Data shown: Begin

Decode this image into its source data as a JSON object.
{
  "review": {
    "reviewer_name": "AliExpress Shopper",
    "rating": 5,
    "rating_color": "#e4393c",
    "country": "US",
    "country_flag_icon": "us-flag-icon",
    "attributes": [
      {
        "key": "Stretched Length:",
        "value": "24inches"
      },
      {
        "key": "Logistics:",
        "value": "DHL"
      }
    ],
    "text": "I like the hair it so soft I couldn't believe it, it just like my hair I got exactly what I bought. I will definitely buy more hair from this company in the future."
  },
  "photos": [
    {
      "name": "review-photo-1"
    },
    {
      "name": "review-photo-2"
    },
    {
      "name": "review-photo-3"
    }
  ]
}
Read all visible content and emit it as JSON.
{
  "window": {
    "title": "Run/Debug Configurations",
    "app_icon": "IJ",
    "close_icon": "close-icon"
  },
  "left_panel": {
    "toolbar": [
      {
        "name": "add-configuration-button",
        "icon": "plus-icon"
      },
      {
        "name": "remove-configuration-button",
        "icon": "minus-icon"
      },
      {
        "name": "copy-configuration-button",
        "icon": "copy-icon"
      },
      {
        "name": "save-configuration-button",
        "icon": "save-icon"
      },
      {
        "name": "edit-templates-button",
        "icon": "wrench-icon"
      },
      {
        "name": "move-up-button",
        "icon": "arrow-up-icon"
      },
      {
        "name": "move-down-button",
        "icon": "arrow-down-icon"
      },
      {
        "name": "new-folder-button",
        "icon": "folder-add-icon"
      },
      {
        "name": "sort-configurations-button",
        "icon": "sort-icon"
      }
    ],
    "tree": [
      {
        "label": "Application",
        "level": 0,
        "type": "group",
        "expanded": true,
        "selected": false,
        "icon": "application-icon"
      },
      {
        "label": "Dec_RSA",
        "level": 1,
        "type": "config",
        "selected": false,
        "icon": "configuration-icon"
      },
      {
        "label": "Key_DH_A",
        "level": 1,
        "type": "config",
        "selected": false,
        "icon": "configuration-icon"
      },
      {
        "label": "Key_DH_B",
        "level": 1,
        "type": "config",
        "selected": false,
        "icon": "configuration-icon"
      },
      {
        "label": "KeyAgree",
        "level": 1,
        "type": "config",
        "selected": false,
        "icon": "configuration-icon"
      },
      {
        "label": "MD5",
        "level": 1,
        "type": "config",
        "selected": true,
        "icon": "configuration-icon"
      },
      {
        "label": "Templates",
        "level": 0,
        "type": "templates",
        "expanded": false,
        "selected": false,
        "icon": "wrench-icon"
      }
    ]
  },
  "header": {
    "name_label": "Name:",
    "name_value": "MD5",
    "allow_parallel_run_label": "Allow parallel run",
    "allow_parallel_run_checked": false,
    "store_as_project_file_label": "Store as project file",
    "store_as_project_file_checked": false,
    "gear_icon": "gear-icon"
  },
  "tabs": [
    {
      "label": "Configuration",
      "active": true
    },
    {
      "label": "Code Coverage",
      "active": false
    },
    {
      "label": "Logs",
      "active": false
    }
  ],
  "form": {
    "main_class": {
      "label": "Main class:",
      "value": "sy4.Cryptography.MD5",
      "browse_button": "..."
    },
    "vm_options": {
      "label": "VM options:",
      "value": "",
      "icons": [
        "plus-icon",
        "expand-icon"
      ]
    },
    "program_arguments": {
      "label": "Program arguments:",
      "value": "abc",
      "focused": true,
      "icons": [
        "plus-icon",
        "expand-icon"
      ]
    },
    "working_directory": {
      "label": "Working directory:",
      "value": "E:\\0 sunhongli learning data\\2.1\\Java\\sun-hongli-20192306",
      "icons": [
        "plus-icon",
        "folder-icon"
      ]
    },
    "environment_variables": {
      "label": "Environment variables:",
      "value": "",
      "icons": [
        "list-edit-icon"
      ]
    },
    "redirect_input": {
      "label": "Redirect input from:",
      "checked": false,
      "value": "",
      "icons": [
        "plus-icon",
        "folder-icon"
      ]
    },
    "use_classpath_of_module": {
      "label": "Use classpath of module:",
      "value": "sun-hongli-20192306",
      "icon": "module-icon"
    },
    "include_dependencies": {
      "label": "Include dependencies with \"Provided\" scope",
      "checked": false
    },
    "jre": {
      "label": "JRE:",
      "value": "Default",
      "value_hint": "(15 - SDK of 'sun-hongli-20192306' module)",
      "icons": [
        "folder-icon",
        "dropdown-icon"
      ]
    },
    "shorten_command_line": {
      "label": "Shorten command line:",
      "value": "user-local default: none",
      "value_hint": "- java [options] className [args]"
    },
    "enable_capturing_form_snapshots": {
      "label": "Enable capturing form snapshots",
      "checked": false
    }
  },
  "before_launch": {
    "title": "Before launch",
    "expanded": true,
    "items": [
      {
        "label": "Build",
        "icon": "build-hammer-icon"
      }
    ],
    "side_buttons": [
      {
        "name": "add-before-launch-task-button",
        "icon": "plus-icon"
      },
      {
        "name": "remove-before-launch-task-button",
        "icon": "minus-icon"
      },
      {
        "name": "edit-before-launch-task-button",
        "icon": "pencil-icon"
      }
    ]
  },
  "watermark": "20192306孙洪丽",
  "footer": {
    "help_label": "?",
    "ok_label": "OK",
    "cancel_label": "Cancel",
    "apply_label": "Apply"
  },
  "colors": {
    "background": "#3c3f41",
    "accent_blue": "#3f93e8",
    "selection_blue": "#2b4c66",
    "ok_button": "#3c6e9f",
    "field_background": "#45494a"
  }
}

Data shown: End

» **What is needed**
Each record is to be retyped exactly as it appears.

» **Response**
Decode this image into its source data as a JSON object.
{
  "review": {
    "reviewer_name": "AliExpress Shopper",
    "rating": 5,
    "rating_color": "#e4393c",
    "country": "US",
    "country_flag_icon": "us-flag-icon",
    "attributes": [
      {
        "key": "Stretched Length:",
        "value": "24inches"
      },
      {
        "key": "Logistics:",
        "value": "DHL"
      }
    ],
    "text": "I like the hair it so soft I couldn't believe it, it just like my hair I got exactly what I bought. I will definitely buy more hair from this company in the future."
  },
  "photos": [
    {
      "name": "review-photo-1"
    },
    {
      "name": "review-photo-2"
    },
    {
      "name": "review-photo-3"
    }
  ]
}
Read all visible content and emit it as JSON.
{
  "window": {
    "title": "Run/Debug Configurations",
    "app_icon": "IJ",
    "close_icon": "close-icon"
  },
  "left_panel": {
    "toolbar": [
      {
        "name": "add-configuration-button",
        "icon": "plus-icon"
      },
      {
        "name": "remove-configuration-button",
        "icon": "minus-icon"
      },
      {
        "name": "copy-configuration-button",
        "icon": "copy-icon"
      },
      {
        "name": "save-configuration-button",
        "icon": "save-icon"
      },
      {
        "name": "edit-templates-button",
        "icon": "wrench-icon"
      },
      {
        "name": "move-up-button",
        "icon": "arrow-up-icon"
      },
      {
        "name": "move-down-button",
        "icon": "arrow-down-icon"
      },
      {
        "name": "new-folder-button",
        "icon": "folder-add-icon"
      },
      {
        "name": "sort-configurations-button",
        "icon": "sort-icon"
      }
    ],
    "tree": [
      {
        "label": "Application",
        "level": 0,
        "type": "group",
        "expanded": true,
        "selected": false,
        "icon": "application-icon"
      },
      {
        "label": "Dec_RSA",
        "level": 1,
        "type": "config",
        "selected": false,
        "icon": "configuration-icon"
      },
      {
        "label": "Key_DH_A",
        "level": 1,
        "type": "config",
        "selected": false,
        "icon": "configuration-icon"
      },
      {
        "label": "Key_DH_B",
        "level": 1,
        "type": "config",
        "selected": false,
        "icon": "configuration-icon"
      },
      {
        "label": "KeyAgree",
        "level": 1,
        "type": "config",
        "selected": false,
        "icon": "configuration-icon"
      },
      {
        "label": "MD5",
        "level": 1,
        "type": "config",
        "selected": true,
        "icon": "configuration-icon"
      },
      {
        "label": "Templates",
        "level": 0,
        "type": "templates",
        "expanded": false,
        "selected": false,
        "icon": "wrench-icon"
      }
    ]
  },
  "header": {
    "name_label": "Name:",
    "name_value": "MD5",
    "allow_parallel_run_label": "Allow parallel run",
    "allow_parallel_run_checked": false,
    "store_as_project_file_label": "Store as project file",
    "store_as_project_file_checked": false,
    "gear_icon": "gear-icon"
  },
  "tabs": [
    {
      "label": "Configuration",
      "active": true
    },
    {
      "label": "Code Coverage",
      "active": false
    },
    {
      "label": "Logs",
      "active": false
    }
  ],
  "form": {
    "main_class": {
      "label": "Main class:",
      "value": "sy4.Cryptography.MD5",
      "browse_button": "..."
    },
    "vm_options": {
      "label": "VM options:",
      "value": "",
      "icons": [
        "plus-icon",
        "expand-icon"
      ]
    },
    "program_arguments": {
      "label": "Program arguments:",
      "value": "abc",
      "focused": true,
      "icons": [
        "plus-icon",
        "expand-icon"
      ]
    },
    "working_directory": {
      "label": "Working directory:",
      "value": "E:\\0 sunhongli learning data\\2.1\\Java\\sun-hongli-20192306",
      "icons": [
        "plus-icon",
        "folder-icon"
      ]
    },
    "environment_variables": {
      "label": "Environment variables:",
      "value": "",
      "icons": [
        "list-edit-icon"
      ]
    },
    "redirect_input": {
      "label": "Redirect input from:",
      "checked": false,
      "value": "",
      "icons": [
        "plus-icon",
        "folder-icon"
      ]
    },
    "use_classpath_of_module": {
      "label": "Use classpath of module:",
      "value": "sun-hongli-20192306",
      "icon": "module-icon"
    },
    "include_dependencies": {
      "label": "Include dependencies with \"Provided\" scope",
      "checked": false
    },
    "jre": {
      "label": "JRE:",
      "value": "Default",
      "value_hint": "(15 - SDK of 'sun-hongli-20192306' module)",
      "icons": [
        "folder-icon",
        "dropdown-icon"
      ]
    },
    "shorten_command_line": {
      "label": "Shorten command line:",
      "value": "user-local default: none",
      "value_hint": "- java [options] className [args]"
    },
    "enable_capturing_form_snapshots": {
      "label": "Enable capturing form snapshots",
      "checked": false
    }
  },
  "before_launch": {
    "title": "Before launch",
    "expanded": true,
    "items": [
      {
        "label": "Build",
        "icon": "build-hammer-icon"
      }
    ],
    "side_buttons": [
      {
        "name": "add-before-launch-task-button",
        "icon": "plus-icon"
      },
      {
        "name": "remove-before-launch-task-button",
        "icon": "minus-icon"
      },
      {
        "name": "edit-before-launch-task-button",
        "icon": "pencil-icon"
      }
    ]
  },
  "watermark": "20192306孙洪丽",
  "footer": {
    "help_label": "?",
    "ok_label": "OK",
    "cancel_label": "Cancel",
    "apply_label": "Apply"
  },
  "colors": {
    "background": "#3c3f41",
    "accent_blue": "#3f93e8",
    "selection_blue": "#2b4c66",
    "ok_button": "#3c6e9f",
    "field_background": "#45494a"
  }
}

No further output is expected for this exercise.